-------- Data shown --------

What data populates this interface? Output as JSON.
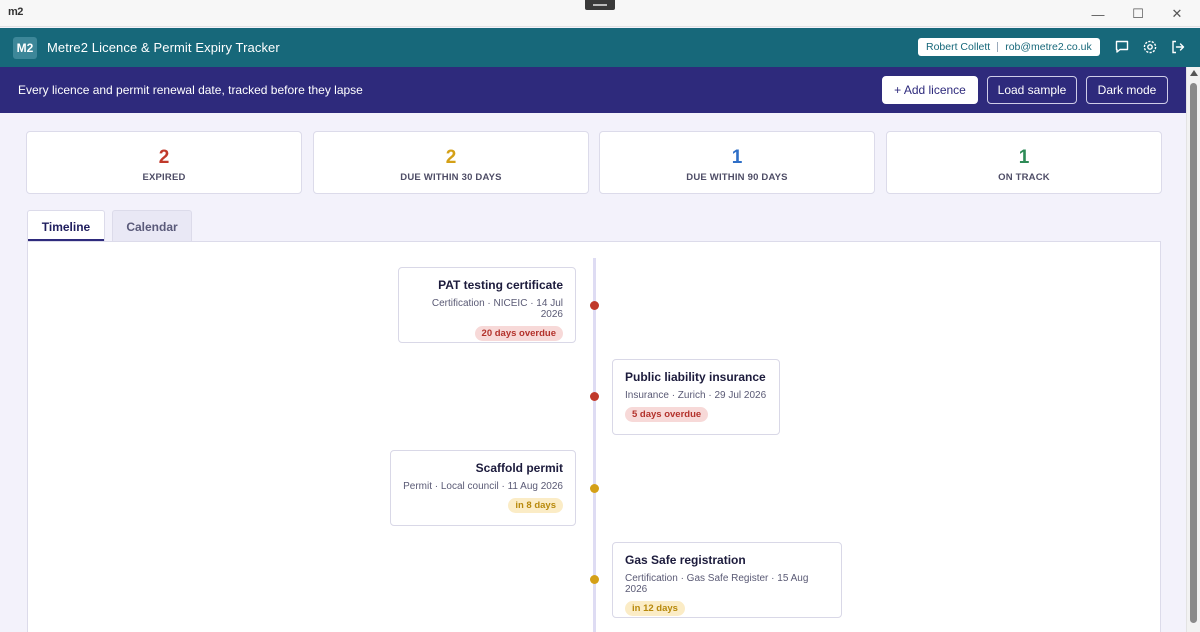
{
  "window": {
    "logo": "m2",
    "minimize_glyph": "—",
    "maximize_glyph": "☐",
    "close_glyph": "✕"
  },
  "header": {
    "badge": "M2",
    "title": "Metre2 Licence & Permit Expiry Tracker",
    "user_name": "Robert Collett",
    "user_email": "rob@metre2.co.uk",
    "icons": [
      "chat-icon",
      "settings-icon",
      "logout-icon"
    ]
  },
  "banner": {
    "tagline": "Every licence and permit renewal date, tracked before they lapse",
    "add_label": "+ Add licence",
    "sample_label": "Load sample",
    "dark_label": "Dark mode"
  },
  "stats": [
    {
      "value": "2",
      "label": "EXPIRED",
      "color": "#c0392b"
    },
    {
      "value": "2",
      "label": "DUE WITHIN 30 DAYS",
      "color": "#d4a017"
    },
    {
      "value": "1",
      "label": "DUE WITHIN 90 DAYS",
      "color": "#2f6fc7"
    },
    {
      "value": "1",
      "label": "ON TRACK",
      "color": "#2e8b57"
    }
  ],
  "tabs": [
    {
      "label": "Timeline",
      "active": true
    },
    {
      "label": "Calendar",
      "active": false
    }
  ],
  "timeline": [
    {
      "title": "PAT testing certificate",
      "meta": "Certification · NICEIC · 14 Jul 2026",
      "status": "20 days overdue",
      "tone": "red",
      "side": "left"
    },
    {
      "title": "Public liability insurance",
      "meta": "Insurance · Zurich · 29 Jul 2026",
      "status": "5 days overdue",
      "tone": "red",
      "side": "right"
    },
    {
      "title": "Scaffold permit",
      "meta": "Permit · Local council · 11 Aug 2026",
      "status": "in 8 days",
      "tone": "amber",
      "side": "left"
    },
    {
      "title": "Gas Safe registration",
      "meta": "Certification · Gas Safe Register · 15 Aug 2026",
      "status": "in 12 days",
      "tone": "amber",
      "side": "right"
    }
  ],
  "colors": {
    "header_bg": "#17687a",
    "banner_bg": "#2e2a7c",
    "overdue_dot": "#c0392b",
    "soon_dot": "#d4a017"
  }
}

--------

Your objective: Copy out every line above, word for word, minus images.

Your response:
What data populates this interface? Output as JSON.
{
  "window": {
    "logo": "m2",
    "minimize_glyph": "—",
    "maximize_glyph": "☐",
    "close_glyph": "✕"
  },
  "header": {
    "badge": "M2",
    "title": "Metre2 Licence & Permit Expiry Tracker",
    "user_name": "Robert Collett",
    "user_email": "rob@metre2.co.uk",
    "icons": [
      "chat-icon",
      "settings-icon",
      "logout-icon"
    ]
  },
  "banner": {
    "tagline": "Every licence and permit renewal date, tracked before they lapse",
    "add_label": "+ Add licence",
    "sample_label": "Load sample",
    "dark_label": "Dark mode"
  },
  "stats": [
    {
      "value": "2",
      "label": "EXPIRED",
      "color": "#c0392b"
    },
    {
      "value": "2",
      "label": "DUE WITHIN 30 DAYS",
      "color": "#d4a017"
    },
    {
      "value": "1",
      "label": "DUE WITHIN 90 DAYS",
      "color": "#2f6fc7"
    },
    {
      "value": "1",
      "label": "ON TRACK",
      "color": "#2e8b57"
    }
  ],
  "tabs": [
    {
      "label": "Timeline",
      "active": true
    },
    {
      "label": "Calendar",
      "active": false
    }
  ],
  "timeline": [
    {
      "title": "PAT testing certificate",
      "meta": "Certification · NICEIC · 14 Jul 2026",
      "status": "20 days overdue",
      "tone": "red",
      "side": "left"
    },
    {
      "title": "Public liability insurance",
      "meta": "Insurance · Zurich · 29 Jul 2026",
      "status": "5 days overdue",
      "tone": "red",
      "side": "right"
    },
    {
      "title": "Scaffold permit",
      "meta": "Permit · Local council · 11 Aug 2026",
      "status": "in 8 days",
      "tone": "amber",
      "side": "left"
    },
    {
      "title": "Gas Safe registration",
      "meta": "Certification · Gas Safe Register · 15 Aug 2026",
      "status": "in 12 days",
      "tone": "amber",
      "side": "right"
    }
  ],
  "colors": {
    "header_bg": "#17687a",
    "banner_bg": "#2e2a7c",
    "overdue_dot": "#c0392b",
    "soon_dot": "#d4a017"
  }
}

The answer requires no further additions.